The postage-stamp size city of Clarkston, Georgia, located in a pocket of the Atlanta metropolis characterized by strip malls, auto-body shops and cheap low-rise apartments, has been called the most diverse square mile in America. Designated as a refugee resettlement area in the eighties, Clarkston accepts about 1,500 refugees annually, earning it the moniker “Ellis Island South.” Today, a third of town’s 13,000 residents were born in another country, representing 40 nationalities and 60 languages.
This has produced some very unfortunate attention of late. In May, a “deportation bus” – the campaign gimmick of a Republican candidate for Georgia’s governor race – made its debut in Clarkston, as part of a statewide tour of so-called sanctuary cities.

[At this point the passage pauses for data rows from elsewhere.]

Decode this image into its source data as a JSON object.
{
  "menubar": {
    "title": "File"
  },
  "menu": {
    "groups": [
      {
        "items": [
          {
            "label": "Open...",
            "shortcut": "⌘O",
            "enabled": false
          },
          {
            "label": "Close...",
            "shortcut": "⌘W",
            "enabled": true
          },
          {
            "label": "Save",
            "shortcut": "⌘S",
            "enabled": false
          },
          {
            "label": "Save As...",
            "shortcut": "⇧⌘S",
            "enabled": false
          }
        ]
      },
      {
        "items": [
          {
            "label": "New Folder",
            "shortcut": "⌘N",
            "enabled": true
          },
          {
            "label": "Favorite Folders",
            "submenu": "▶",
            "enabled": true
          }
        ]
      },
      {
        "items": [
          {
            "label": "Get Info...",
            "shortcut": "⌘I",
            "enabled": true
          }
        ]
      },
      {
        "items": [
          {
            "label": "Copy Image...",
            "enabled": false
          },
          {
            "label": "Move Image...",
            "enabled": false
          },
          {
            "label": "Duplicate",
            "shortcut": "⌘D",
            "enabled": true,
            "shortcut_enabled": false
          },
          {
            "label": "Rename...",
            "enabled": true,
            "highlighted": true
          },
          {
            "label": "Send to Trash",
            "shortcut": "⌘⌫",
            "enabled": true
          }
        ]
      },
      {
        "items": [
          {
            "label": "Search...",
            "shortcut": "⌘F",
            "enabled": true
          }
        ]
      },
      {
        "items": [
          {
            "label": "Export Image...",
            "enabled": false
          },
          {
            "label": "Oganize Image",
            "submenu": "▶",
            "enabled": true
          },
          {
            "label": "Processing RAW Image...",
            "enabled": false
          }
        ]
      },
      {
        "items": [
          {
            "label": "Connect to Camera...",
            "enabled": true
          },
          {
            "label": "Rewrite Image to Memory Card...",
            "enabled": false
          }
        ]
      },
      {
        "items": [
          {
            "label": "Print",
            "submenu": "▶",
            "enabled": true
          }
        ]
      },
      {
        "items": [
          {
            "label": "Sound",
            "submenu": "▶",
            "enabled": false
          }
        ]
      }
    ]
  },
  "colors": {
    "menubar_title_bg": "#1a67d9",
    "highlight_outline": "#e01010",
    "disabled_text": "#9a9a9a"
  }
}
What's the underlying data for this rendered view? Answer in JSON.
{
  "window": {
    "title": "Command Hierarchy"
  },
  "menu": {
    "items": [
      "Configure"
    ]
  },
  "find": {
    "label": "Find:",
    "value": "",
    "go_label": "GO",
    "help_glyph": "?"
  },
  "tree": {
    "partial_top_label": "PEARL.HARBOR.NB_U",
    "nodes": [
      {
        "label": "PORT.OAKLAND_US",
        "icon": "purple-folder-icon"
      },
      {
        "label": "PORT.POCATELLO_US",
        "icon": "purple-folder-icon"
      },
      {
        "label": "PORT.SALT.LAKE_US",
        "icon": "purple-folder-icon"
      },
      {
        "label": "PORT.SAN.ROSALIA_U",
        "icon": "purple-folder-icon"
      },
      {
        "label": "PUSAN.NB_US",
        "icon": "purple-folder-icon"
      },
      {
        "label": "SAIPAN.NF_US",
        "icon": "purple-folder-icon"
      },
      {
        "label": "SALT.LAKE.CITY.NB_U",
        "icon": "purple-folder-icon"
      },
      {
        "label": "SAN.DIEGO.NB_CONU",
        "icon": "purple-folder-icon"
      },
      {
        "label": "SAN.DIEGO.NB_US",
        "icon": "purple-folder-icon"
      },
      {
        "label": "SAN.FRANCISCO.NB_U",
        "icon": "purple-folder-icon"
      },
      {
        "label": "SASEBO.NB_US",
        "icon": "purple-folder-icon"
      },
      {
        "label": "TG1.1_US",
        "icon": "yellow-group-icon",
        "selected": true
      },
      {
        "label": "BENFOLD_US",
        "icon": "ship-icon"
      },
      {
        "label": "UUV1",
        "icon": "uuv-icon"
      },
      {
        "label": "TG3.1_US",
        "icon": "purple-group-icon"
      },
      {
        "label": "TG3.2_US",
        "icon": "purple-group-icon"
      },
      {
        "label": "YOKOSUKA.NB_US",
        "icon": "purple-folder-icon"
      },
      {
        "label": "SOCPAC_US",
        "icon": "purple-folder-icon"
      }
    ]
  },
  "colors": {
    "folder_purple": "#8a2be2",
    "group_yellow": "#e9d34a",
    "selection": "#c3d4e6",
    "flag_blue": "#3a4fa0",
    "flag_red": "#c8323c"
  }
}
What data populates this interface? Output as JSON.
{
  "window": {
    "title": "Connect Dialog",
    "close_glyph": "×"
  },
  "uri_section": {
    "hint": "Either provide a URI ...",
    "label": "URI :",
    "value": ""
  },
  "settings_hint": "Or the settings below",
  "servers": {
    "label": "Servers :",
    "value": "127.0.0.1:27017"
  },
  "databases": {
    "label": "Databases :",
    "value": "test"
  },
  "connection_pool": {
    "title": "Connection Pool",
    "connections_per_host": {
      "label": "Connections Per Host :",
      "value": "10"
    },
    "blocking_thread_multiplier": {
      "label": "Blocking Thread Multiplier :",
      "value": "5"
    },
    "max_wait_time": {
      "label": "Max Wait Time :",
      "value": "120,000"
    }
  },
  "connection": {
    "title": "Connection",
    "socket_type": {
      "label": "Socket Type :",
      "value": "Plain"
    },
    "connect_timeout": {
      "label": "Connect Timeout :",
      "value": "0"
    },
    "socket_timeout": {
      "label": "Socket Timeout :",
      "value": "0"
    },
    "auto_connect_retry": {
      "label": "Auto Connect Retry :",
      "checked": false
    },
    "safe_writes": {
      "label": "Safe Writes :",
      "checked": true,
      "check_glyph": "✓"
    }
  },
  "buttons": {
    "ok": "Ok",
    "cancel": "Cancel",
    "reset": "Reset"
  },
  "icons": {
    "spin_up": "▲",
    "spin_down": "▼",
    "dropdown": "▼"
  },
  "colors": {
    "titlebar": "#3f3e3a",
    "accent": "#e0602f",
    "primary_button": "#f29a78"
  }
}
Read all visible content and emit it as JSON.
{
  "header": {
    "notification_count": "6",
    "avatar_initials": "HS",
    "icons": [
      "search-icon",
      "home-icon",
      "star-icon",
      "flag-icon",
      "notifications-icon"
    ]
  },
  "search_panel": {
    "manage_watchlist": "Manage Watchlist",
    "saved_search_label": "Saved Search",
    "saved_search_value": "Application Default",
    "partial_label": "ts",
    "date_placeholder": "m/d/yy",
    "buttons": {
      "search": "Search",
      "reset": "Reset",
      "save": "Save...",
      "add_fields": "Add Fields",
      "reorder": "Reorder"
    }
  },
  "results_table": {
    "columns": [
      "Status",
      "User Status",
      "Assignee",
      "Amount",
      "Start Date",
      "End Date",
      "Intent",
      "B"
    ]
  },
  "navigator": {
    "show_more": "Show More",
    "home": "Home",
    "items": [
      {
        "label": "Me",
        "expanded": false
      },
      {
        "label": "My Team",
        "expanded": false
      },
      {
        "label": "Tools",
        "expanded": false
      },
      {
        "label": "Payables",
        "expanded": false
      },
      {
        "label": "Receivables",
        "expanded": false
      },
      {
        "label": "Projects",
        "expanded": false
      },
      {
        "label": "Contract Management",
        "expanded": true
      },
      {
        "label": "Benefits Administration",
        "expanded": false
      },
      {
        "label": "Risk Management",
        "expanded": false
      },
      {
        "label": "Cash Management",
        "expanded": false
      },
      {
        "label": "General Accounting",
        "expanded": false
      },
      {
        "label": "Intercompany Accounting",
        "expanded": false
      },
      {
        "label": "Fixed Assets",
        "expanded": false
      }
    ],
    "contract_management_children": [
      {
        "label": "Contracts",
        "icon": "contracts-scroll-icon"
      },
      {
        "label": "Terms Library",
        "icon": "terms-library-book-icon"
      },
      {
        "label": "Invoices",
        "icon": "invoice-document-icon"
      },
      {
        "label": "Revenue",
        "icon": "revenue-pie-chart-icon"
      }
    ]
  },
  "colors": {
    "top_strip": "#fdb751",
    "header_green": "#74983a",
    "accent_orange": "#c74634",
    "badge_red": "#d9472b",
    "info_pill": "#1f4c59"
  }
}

But mostly, the kaleidoscope of ethnic groups that call Clarkston home have produced positive publicity for the town, which has become internationally known as a model of tolerance and inclusivity. It’s also become known for its vegetables: at least a dozen farms and gardens in and around Clarkston provide space for newcomer families to work the soil.
“Many of these folks grew food back home as a way of life, if not as their primary source of income,” says Yarrow Koning, the community development program coordinator at Global Growers, which stewards 22 acres at eight sites in Clarkston and surrounding neighborhoods where newcomers are provided land access and tools. “In looking at job options in the states, many express a desire to continue doing that work.”
Global Growers provides training – their growers, while horticultural experts need help adapting their skills to Atlanta’s climate. But most importantly, the organization provides market access, selling the produce through a farm share program, at local farmer’s markets and to chefs. The growers keep 75 percent of proceeds, which has allowed some to make “urban farmer” their full-time occupation.
Not all Global Growers’ gardeners are looking to make a living. For many, says Koning, working the land is simply a way to bond with other newcomer families and maintain a connection with their cultural roots, all while cutting down on their grocery bills. “We work with people who didn’t necessarily grow food in their country of origin, but they’ve become interested in it here because it’s so difficult to access the foods they are used to eating, especially at a cost affordable to someone who has just arrived as a refugee.”